Town ’N Country resident balk at proposed assisted-living facility

Article Courtesy of The Tampa Tribune
By Geoff Fox

Published March 31, 2016


TAMPA — Plans for a 109-resident assisted living facility have rankled residents living in a nearby Town ’N Country neighborhood.

During a charged community meeting Thursday at the Town ’N Country Regional Public Library, residents said they were worried about flooding, increased sinkhole activity and traffic, and the potential effects on property values and wetlands.


The issue is expected to be discussed during a Hillsborough County zoning hearing at 6 p.m. April 4.

Sharon Tischer-Cooper, a 43-year resident of the neighborhood around Jackson Springs and Webb roads, said her neighbors unleashed their anger and frustration on county officials and the project developer during the meeting. “This has been done very quietly,” she said. “We didn’t know about it until three weeks ago.

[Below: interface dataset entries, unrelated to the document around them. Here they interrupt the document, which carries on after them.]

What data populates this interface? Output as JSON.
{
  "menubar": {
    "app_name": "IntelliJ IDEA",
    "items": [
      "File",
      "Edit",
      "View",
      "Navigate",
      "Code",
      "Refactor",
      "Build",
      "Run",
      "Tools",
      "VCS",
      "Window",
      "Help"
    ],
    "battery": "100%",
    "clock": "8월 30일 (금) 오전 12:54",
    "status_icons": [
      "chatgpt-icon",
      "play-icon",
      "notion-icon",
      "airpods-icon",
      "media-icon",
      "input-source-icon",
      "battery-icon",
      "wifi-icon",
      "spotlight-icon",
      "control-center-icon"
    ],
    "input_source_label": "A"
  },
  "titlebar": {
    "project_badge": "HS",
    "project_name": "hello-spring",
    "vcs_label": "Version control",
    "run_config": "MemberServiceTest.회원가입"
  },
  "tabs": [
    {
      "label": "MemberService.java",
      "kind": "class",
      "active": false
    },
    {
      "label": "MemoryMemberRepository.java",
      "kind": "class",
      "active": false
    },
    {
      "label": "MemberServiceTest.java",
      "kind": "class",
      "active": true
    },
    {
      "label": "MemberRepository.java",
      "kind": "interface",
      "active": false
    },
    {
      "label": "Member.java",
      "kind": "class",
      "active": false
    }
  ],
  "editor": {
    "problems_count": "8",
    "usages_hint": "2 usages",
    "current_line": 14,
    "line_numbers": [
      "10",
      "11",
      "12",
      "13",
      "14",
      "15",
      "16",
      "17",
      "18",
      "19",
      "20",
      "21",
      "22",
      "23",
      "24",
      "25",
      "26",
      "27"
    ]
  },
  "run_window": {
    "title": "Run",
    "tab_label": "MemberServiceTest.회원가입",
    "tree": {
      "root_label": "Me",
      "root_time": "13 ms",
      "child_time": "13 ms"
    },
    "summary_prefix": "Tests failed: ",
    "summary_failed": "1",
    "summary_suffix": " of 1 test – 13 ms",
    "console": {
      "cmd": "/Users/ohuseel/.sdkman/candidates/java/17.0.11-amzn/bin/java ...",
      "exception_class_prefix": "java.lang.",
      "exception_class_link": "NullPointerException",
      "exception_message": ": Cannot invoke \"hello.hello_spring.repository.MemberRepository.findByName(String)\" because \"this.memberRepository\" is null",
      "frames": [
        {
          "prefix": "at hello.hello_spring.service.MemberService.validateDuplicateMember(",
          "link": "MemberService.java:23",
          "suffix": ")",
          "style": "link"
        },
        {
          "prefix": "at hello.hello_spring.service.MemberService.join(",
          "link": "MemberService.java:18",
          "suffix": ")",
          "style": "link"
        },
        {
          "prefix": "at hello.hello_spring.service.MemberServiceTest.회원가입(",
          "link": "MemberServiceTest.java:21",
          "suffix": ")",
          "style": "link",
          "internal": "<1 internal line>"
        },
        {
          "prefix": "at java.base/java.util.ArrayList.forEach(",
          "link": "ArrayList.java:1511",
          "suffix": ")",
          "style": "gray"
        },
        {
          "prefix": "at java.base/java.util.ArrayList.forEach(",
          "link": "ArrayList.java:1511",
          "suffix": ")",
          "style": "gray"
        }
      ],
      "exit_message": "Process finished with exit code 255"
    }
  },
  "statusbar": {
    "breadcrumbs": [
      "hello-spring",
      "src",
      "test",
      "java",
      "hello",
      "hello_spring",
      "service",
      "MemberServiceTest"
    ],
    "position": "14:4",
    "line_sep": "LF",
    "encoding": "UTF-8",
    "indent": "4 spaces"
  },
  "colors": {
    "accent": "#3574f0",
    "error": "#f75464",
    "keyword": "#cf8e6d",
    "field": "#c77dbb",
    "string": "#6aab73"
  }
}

There was a teeny little sign saying the land was being rezoned by so-and-so. It took us a while to find out what it was about. “We live in a very established older neighborhood of single-family homes, and that’s how it’s always been.”

About three-quarters of the project’s roughly 12-acre tract is wetlands.

She said the project would lead to “200-something more vehicles on our two-lane residential subdivision in and out all the time, on top of existing traffic off Hillsborough Avenue.

“It’s a big problem,” she said. “We have sinkholes under our houses.”

Cooper also worried the building would be four stories high, which could lead to privacy issues for those living nearby.

Steve Allison, a planning and zoning consultant representing the project’s developer, Longboat Development LLC, said before the meeting that initial plans called for a building “that had parking underneath and three stories above,” but that plans are incomplete.

He said the developer would follow ordinances that govern wetlands and project density. About three-quarters of the project’s roughly 12-acre tract is wetlands. “There are ordinances that govern all that, and you comply with the ordinance,” Allison said.

“If you can’t, you scale (the project) back. The ordinance says we are to provide for our own retention and not alter the flow of water.

“That’s not an issue for us at this point in time.” Tom Hiznay, principal planner for the county’s Development Services department, said for the project to move forward, the area must be rezoned from residential to planned development.

County commissioners will have the final say on the project.

Hiznay said the facility would be built on “the uplands” on the eastern portion of the tract.

“The west end of the parcel abuts Webb Road. That’s the only road frontage the site has,” he said.

Hiznay said developers have agreed to a 50-foot setback from the northern property line, Jackson Springs Road. He said the facility could be two stories toward the northern end, but taller “on the back portion.” “It should have a residential appearance and a pitched roof,” he said.

Not much of what officials said Thursday seemed to placate angry residents, Tischer-Cooper said. “The county and state keeps doing this to the Florida we used to have,” she said.

“They don’t maintain the roads, then they keep building here, there and everywhere, and putting all these things on two-lane roads so people can’t get in and out. It’s felt by everybody.”